From Beowulf to Carol Ann Duffy, via Shakespeare, Milton, Wordsworth, the Brontes, and others.
H. G. Wells: The War of the Worlds
In this course, Dr Steve McLean explores H. G. Wells' 1898 novel The War of the Worlds. We begin by thinking about Wells' literary career, focusing in particular on his work as a scientific journalist as well as his interest...
Dr Steven McLean
Salinger: The Catcher in the Rye
In this course, Dr Sarah Graham (University of Leicester) explores J. D. Salinger's 1951 novel, The Catcher in the Rye. We begin with a broad introduction to Salinger's career as a writer as well as to what life was like...
Dr Sarah Graham
In this course, Professor Gina Wisker (University of Brighton) explores Toni Morrison's 1987 novel, Beloved. We begin by providing a broad introduction to Black women's writing, focusing in particular on the works of Alice Walker, Zora Neale Thurston and bell...
Prof. Gina Wisker
In this course, Dr Kate McGettigan (Royal Holloway) explores Herman Melville's 1851 masterpiece, Moby-Dick. We begin by providing a broad introduction to Melville's life and career, including his experiences in the South Pacific and his brief but intense relationship with...
Dr Katie McGettigan
Royal Holloway, London
In this course, Dr Allison Adler Kroll (University of Oxford) explores Sebastian Faulks' 1993 novel, Birdsong. We begin by thinking about the genesis of the novel – why did Faulks want to write a story about the First World War...
Dr Allison Adler Kroll
Marlowe: Edward II
In this course, Professor Lisa Hopkins (Sheffield Hallam University) explores Christopher Marlowe's final play, Edward II. We begin by thinking about the theme of homosexuality in the play, arguing that while the relationship between Edward and Gaveston is perhaps the...
Prof. Lisa Hopkins
Sheffield Hallam University
Austen: Pride and Prejudice
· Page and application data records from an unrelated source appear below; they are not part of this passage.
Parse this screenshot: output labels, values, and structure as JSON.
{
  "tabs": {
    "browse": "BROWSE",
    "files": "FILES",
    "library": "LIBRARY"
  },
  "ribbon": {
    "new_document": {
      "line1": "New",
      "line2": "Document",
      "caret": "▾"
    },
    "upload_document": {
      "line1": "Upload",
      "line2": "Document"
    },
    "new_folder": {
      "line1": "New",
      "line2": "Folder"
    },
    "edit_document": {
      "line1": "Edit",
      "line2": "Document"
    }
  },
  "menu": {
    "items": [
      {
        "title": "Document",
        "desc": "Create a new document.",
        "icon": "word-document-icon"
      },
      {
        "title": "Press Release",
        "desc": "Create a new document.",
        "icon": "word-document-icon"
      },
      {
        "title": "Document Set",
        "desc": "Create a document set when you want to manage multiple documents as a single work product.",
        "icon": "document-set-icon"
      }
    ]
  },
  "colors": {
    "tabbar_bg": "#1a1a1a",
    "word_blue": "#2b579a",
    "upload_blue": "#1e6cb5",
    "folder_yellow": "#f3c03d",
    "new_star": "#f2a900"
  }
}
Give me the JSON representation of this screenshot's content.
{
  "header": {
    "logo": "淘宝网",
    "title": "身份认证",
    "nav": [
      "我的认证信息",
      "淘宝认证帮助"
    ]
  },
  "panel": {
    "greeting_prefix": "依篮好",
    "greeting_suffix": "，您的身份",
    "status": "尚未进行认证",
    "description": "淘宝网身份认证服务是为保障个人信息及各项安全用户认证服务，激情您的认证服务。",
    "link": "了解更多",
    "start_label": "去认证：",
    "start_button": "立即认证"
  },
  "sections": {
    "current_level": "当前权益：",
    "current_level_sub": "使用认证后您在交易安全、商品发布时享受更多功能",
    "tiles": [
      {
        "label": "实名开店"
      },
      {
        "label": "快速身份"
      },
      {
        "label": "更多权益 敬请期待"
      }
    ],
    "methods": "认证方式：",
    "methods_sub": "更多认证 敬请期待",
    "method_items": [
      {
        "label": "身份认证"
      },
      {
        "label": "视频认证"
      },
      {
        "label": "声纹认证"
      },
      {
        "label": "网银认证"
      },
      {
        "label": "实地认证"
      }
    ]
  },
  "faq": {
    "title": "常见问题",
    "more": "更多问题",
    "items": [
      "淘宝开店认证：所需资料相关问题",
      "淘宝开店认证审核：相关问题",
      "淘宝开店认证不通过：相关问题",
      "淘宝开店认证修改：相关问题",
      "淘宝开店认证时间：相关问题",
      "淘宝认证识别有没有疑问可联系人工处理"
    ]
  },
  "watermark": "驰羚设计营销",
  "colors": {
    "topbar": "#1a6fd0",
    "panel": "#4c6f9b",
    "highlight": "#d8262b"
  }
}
In this course, Dr Katie Halsey (University of Stirling) explores Jane Austen's 1813 novel, Pride and Prejudice. We begin by providing a broad introduction to the historical, literary, social and cultural context of the novel including the early reception of...
Dr Katie Halsey
Hemingway: A Farewell to Arms
In this course, Professor Peter Messent explores Ernest Hemingway's 1929 novel, A Farewell to Arms. We begin in the first module by thinking about the way Hemingway reacts in his language to the sensationalism and empty sloganeering of Allied propaganda...
Prof. Peter Messent
Conan Doyle: The Sign of Four
In this course, Dr Christopher Pittard (University of Portsmouth) explores Arthur Conan Doyle's second Sherlock Holmes novel, The Sign of Four (1890). We begin by providing a broad introduction to the novel, exploring how the novel came to be commissioned...
Dr Christopher Pittard
In this course, Dr Dominic Davies (University of Oxford) explores Marjane Satrapi's graphic novel, Persepolis. We begin by thinking about what Persepolis is and what it's about, focusing in particular on the historical events that form the background of the...
Dr Dominic Davies
Chaucer: The Merchant's Tale
In this course, Professor Marion Turner (University of Oxford) explores Geoffrey Chaucer's Merchant's Tale. We begin by thinking about some of the Biblical allusions in the Tale, focusing in particular on the Garden the Eden and the Song of Songs....
Prof. Marion Turner
Fitzgerald: The Great Gatsby
In this course, Professor John McRae (University of Nottingham) explores F. Scott Fitzgerald's 1925 novel, The Great Gatsby. The course begins with a broader introduction to the novel, thinking about the context in which the novel was written and published,...
Prof. John McRae